The Castle of Crossed Destinies (1973) is an ideal example of Italo Calvino’s experimental approach towards fictional narrative. This work which may also be defined as a ‘semiotic novel’ departing from the symbolism of tarot cards, is composed of two sections, namely “The Castle of Crossed Destinies” and “The Tavern of Crossed Destinies”, each containing eight short stories. In both settings, a group of individuals gather around a table and, unable to put their adventures into words, tell their stories through the images on the cards. The grid-like structure that emerges as the cards come one after another generates an archetypal network encouraging the reader to join the game as well. The stories occasionally become intertwined; while some cards repeatedly appear with varying meanings, others become indispensable for more than one narrators’ purpose. The result is an extraordinary pattern in which, in Calvino’s words, “the meaning of each card depends on its place in the sequence of cards preceding and succeeding it”.[1] The sequence of images composing the stories is also reminiscent of concepts like cinematic narrative and montage; it is possible to argue that they even generate a ‘Kuleshov Effect’[2]. This effect can be considered valid for moving images in general, and is also at the basis of the exhibition’s narrative structure.

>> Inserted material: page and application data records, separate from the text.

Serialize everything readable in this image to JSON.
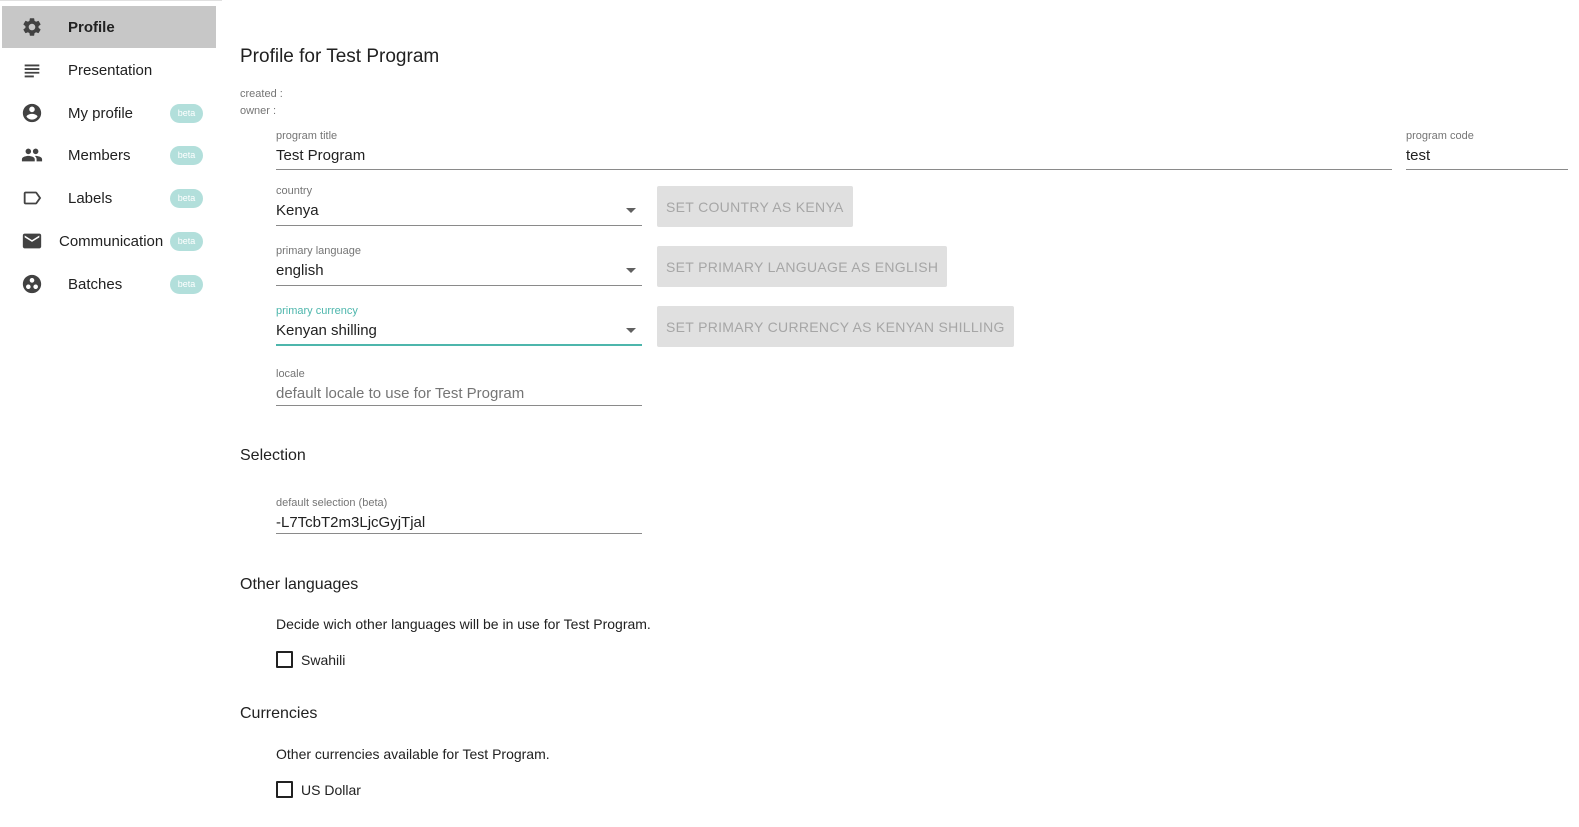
{
  "sidebar": {
    "items": [
      {
        "label": "Profile",
        "icon": "gear-icon",
        "active": true
      },
      {
        "label": "Presentation",
        "icon": "lines-icon"
      },
      {
        "label": "My profile",
        "icon": "account-circle-icon",
        "badge": "beta"
      },
      {
        "label": "Members",
        "icon": "people-icon",
        "badge": "beta"
      },
      {
        "label": "Labels",
        "icon": "label-icon",
        "badge": "beta"
      },
      {
        "label": "Communication",
        "icon": "mail-icon",
        "badge": "beta"
      },
      {
        "label": "Batches",
        "icon": "batches-icon",
        "badge": "beta"
      }
    ]
  },
  "profile": {
    "title": "Profile for Test Program",
    "created_label": "created :",
    "owner_label": "owner :",
    "program_title": {
      "label": "program title",
      "value": "Test Program"
    },
    "program_code": {
      "label": "program code",
      "value": "test"
    },
    "country": {
      "label": "country",
      "value": "Kenya",
      "button": "SET COUNTRY AS KENYA"
    },
    "primary_language": {
      "label": "primary language",
      "value": "english",
      "button": "SET PRIMARY LANGUAGE AS ENGLISH"
    },
    "primary_currency": {
      "label": "primary currency",
      "value": "Kenyan shilling",
      "button": "SET PRIMARY CURRENCY AS KENYAN SHILLING"
    },
    "locale": {
      "label": "locale",
      "placeholder": "default locale to use for Test Program"
    }
  },
  "selection": {
    "title": "Selection",
    "default_selection": {
      "label": "default selection (beta)",
      "value": "-L7TcbT2m3LjcGyjTjal"
    }
  },
  "other_languages": {
    "title": "Other languages",
    "description": "Decide wich other languages will be in use for Test Program.",
    "options": [
      {
        "label": "Swahili",
        "checked": false
      }
    ]
  },
  "currencies": {
    "title": "Currencies",
    "description": "Other currencies available for Test Program.",
    "options": [
      {
        "label": "US Dollar",
        "checked": false
      }
    ]
  },
  "colors": {
    "accent": "#4db6ac",
    "badge": "#b2dfdb",
    "active_nav": "#c7c7c7",
    "button_bg": "#e0e0e0"
  }
}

The two sections in the exhibition, each with a duration of two weeks, establish an analogy with the book’s two respective sections. Moreover, each section in itself has been structured in a way to present one video work by one artist for one week, each produced specifically for the exhibition. Here the main objective is to initiate an intellectual exercise on the narrative effect generated by the sequence of works within the exhibition as well as on each artist’s response to the conceptual framework; to revisit Calvino’s semiotic experimental field within the context of video art via two different artist duos with ‘crossed destinies’. During the curatorial process, the discovery of the fact that Ergin Çavuşoğlu’s work Desire Lines / Tarot & Chess (2016)[3] was exhibited a few months ago at the same venue and was based on the same text, added yet another exciting layer of meaning to the already existing ones: the exhibition space’s own history, emerging from the sequence of visually oriented activities it presents. 

[1] Calvino, I. (1973). “Sunuş”. Kesişen Yazgılar Şatosu, s. 8. İstanbul: Can Yayınları.

[2] According to Lev Kuleshov, one of the leading figures of the Soviet Montage School, our perception of a film is not determined by the sum of its single frames and their contents but by their sequential arrangement.

[3] Çavuşoğlu explains that this work is based on Calvino’s literary expressions in The Castle of Crossed Destinies. Source:



2018  |  Installation composed of research-based book  and video loop

Ed. 5 + 1 AP

The power of the centralized economic and political systems of control as well as the media channels functioning as a new kind of mass weapon, are evident in the rapid rise of the radical nationalist and right-wing tendencies all around the world. The baseless fears produced by the globally run simulation condition the individual to commit violent and segregationist actions in order to defend himself against an absent enemy, thus to act in line with the states’ interests without realizing it.

In ÜberAlles.ff0000, Özcan Saraç examines the visual codes for the concepts of motherland, nation and identity, the primary elements used in the creation of such perceptions. The work’s title is composed of the expression ‘Über Alles’ taken from the German national anthem and meaning ‘Above Everything’, and ‘ffoooo’, the Hax color code for blood red. The artist extracts all the colors from countries’ flags except for the red referring to themes like blood, honor and power. He designs an experiment to investigate how the presentation of these new images in the form of a fast-flow, overdose video, now only containing shades of black – gray in addition to the color red, affects the viewer’s memory and conscioussness. On the other hand, the anthology that came into being during the research phase contains each country’s basic political, geographic and socioeconomic data, followed by each national anthem with its most frequently mentioned concepts highlighted in red. The resulting lexical pool that can also be interpreted as the national anthem of today’s world, brings up the question of how the view of ‘the people for the state’  replaced that of ‘the state for the people’ as the new norm. In the work created specifically for the exhibition “Crossing Destinies”, Saraç acts almost like a lab specialist deconstructing the ruling powers’ narratives for legitimization rich in visual-auditory symbols, taking their powers away.


Özcan Saraç concentrated on artistic practice in the final years of his Economy education at the University of Essex. After a multidisciplinary program at the Parsons Paris School of Art in 2012-2016, he received a new media-oriented education at the Zurich School of Arts. He creates conceptual fields of research using scientific and technological structures, with the purpose of questioning the human being’s relation to the universal system, logic and political mechanisms. His work has been exhibited in London, Paris, New York, Istanbul, Zurich, Geneva, Basel and Milan.